Construction began on April 24 on China’s first commercial space industry center in Wuhan, capital of Hubei province.
The Wuhan National Space Industry Base aims to attract at least 100 enterprises involved in the space industry before 2020 and generate 30 billion yuan ($4.36 billion) in annual gross product by then, according to China Aerospace Science and Industry Corp, the main investor. The center will occupy 68.8 square kilometers in Xinzhou district.
Expace Technology, a subsidiary of CASIC that provides commercial launch services, will invest 1.7 billion yuan to build production and assembly plants for solid-fuel carrier rockets for commercial launches. The company plans to make about 20 rockets at the center each year, it said in a statement.
In China, a commercial launch usually means a space launch financed by an entity other than a Chinese government or military agency.

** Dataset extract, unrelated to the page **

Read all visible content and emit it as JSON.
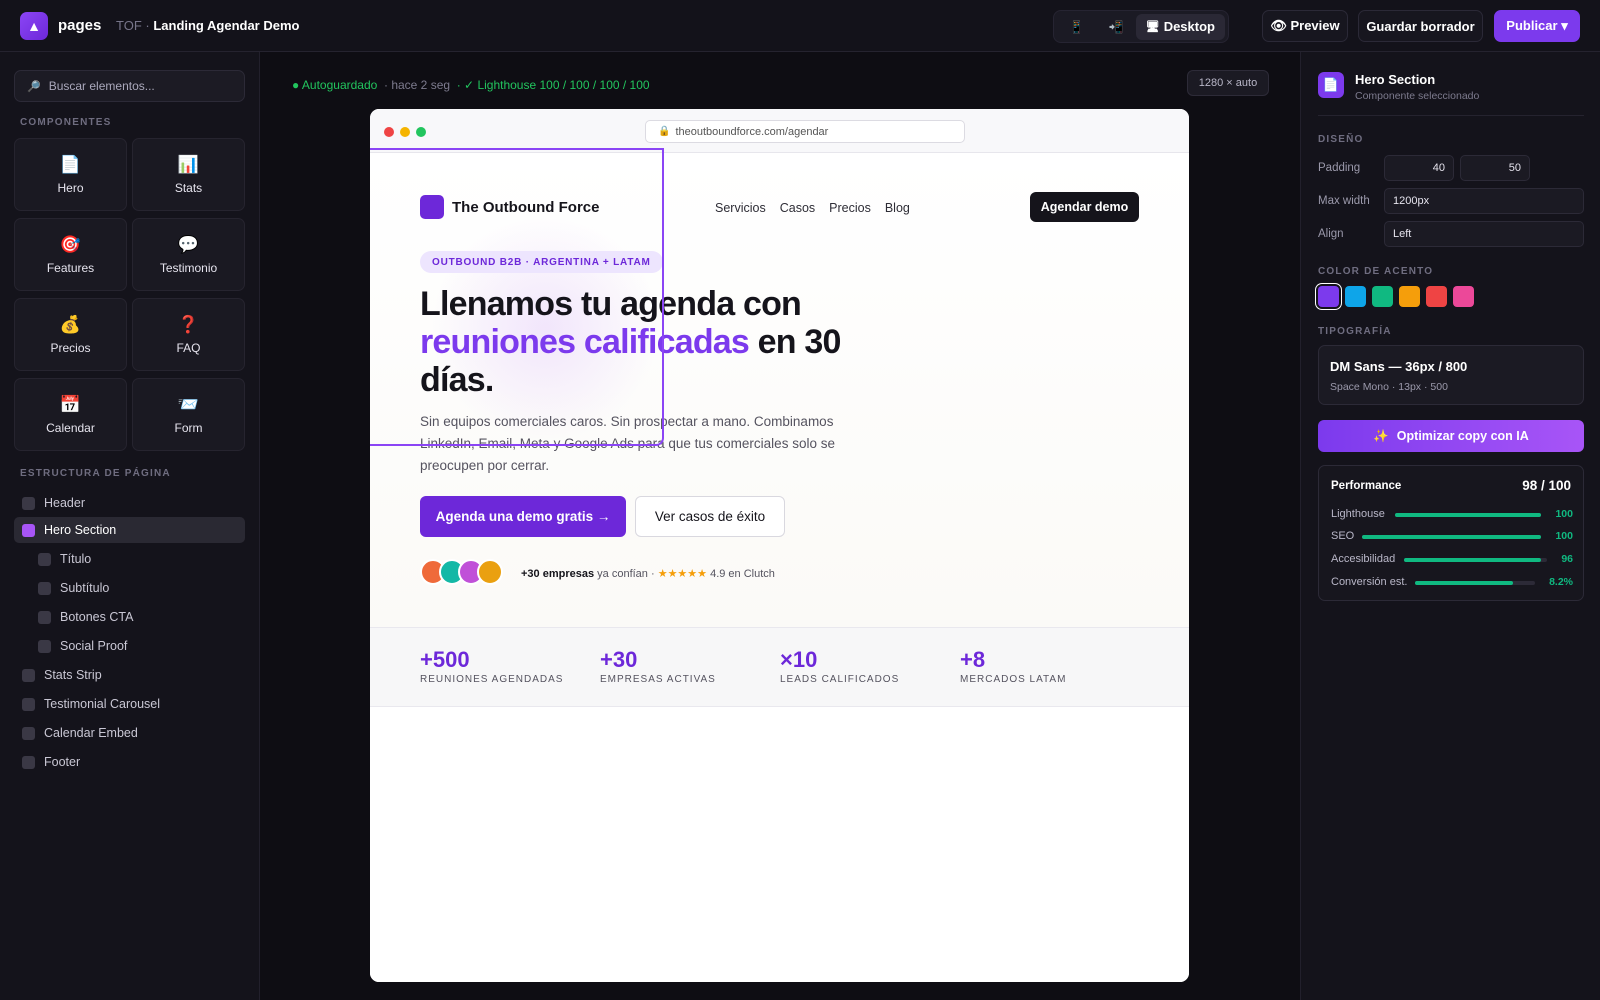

The CASIC Second Academy will invest 300 million yuan to construct a research, development and manufacturing complex at the center to make small satellites. CASIC has said it will launch 156 small communications satellites into low Earth orbit, at an altitude of 160 to 2,000 km, before the end of 2025. They would form a network capable of global coverage.
Also on April 24, Expace Technology said it signed a contract with an unnamed domestic client to conduct four commercial launch missions in a week early in 2018.
The missions will employ Kuaizhou 1A, a solid-fuel carrier rocket developed by the CASIC Fourth Academy in Wuhan. The rocket has a liftoff weight of 30 metric tons and is capable of sending a 200 kg payload into a sun-synchronous orbit, or a 300 kg payload into a low-Earth orbit. Unlike most Chinese carrier rockets, it uses a transporter-erector-launcher vehicle rather than a fixed launch pad.
The first flight of Kuaizhou 1A, to launch three small satellites, was in January at the Jiuquan Satellite Launch Center in northwestern China.
CASIC Fourth Academy began to develop Kuaizhou solid-fuel rockets in 2009 as a low-cost, quick-response rocket family for the commercial launch market. It has launched three of the rockets.
Zhang Di, deputy director of the academy and chairman of Expace, said a new-generation Kuaizhou 11 is under development and will make its first flight before year’s end.
He said Kuaizhou 11 will have a liftoff weight of 78 tons and will be capable of placing a 1-ton payload into a sun-synchronous orbit at an altitude of 700 km, or a 1.5-ton payload into a low Earth orbit at an altitude of 400 km.